Specially to the C-trained eye, it will look like "= is used for declarations and == is used for comparisons", which is incorrect in Ocaml.
# 3.0 == 3.0 ;; - : bool = false
# let rec inf_list = 1 :: inf_list in inf_list = inf_list ;;
Infinite loop, oops again!
The example given will run fine (Ocaml silently converts physical equality to structural equality for non-structured values like ints), but in some more complex cases it will bite to mistake one for another.
And worse, the type system won't help to spot those mistakes. So I think the distinction should be made clear from the beginning.
(I took the "structured value" wording from the ORA book, but I tend to use the boxed/unboxed wording myself)
I replaced the "==" by "=". Any objection? Martin
There's some changes going on with the description of ;. ; is not a function, it doesn't have a type, certainly not unit -> 'b -> 'b. It's a language construct. The parser is even a bit picky about when ;-expressions are allowed and when they're not. (ex. IF seq_expr THEN expr ELSE expr -> allowed between IF/THEN, but not between THEN/ELSE) The specific rules get complicated, but the comparison with C's comma operator makes great sense.

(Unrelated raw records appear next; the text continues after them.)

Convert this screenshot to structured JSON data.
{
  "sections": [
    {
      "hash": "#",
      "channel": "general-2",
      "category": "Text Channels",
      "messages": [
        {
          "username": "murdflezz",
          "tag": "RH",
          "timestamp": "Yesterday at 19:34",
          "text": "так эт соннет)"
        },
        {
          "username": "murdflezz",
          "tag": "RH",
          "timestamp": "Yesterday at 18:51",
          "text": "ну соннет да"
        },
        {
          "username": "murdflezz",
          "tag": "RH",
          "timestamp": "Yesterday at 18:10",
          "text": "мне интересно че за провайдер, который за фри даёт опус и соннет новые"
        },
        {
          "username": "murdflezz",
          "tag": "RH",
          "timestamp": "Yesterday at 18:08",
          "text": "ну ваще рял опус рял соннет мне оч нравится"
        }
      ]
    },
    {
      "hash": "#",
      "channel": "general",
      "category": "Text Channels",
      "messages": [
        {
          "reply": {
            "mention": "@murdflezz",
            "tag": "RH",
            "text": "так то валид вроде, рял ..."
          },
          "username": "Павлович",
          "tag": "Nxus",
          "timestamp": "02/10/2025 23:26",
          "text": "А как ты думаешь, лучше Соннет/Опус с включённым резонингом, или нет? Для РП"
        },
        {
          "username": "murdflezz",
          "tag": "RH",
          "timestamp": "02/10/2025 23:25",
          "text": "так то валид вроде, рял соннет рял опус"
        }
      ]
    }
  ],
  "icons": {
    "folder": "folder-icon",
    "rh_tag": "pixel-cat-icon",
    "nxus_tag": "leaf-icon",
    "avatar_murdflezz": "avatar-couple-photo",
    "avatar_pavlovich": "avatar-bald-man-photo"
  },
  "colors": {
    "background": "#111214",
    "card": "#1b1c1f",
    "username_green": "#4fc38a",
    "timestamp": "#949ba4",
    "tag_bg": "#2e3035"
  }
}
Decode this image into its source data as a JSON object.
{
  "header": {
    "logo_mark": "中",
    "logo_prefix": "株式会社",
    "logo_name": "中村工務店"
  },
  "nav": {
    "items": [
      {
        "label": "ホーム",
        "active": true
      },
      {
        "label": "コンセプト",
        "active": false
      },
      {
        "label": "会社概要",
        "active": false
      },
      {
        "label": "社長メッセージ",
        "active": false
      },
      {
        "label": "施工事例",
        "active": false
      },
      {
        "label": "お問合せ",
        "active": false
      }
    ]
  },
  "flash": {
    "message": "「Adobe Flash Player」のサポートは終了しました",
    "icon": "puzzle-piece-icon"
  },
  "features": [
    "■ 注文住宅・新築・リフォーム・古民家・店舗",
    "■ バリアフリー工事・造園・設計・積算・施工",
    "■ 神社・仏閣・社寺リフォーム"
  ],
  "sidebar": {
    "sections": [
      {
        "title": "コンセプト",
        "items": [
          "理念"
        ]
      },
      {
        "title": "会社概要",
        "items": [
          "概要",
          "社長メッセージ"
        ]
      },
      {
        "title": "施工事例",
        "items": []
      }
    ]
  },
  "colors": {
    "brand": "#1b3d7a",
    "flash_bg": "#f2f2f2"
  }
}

Maybe it's best to just describe as the sequencing operator: for a : unit, a ; b does a (for its side effect) and then returns the result of b. Maybe we can keep the 1 + (print_endline "foo"; 2) example, as the other examples start pretty complicated.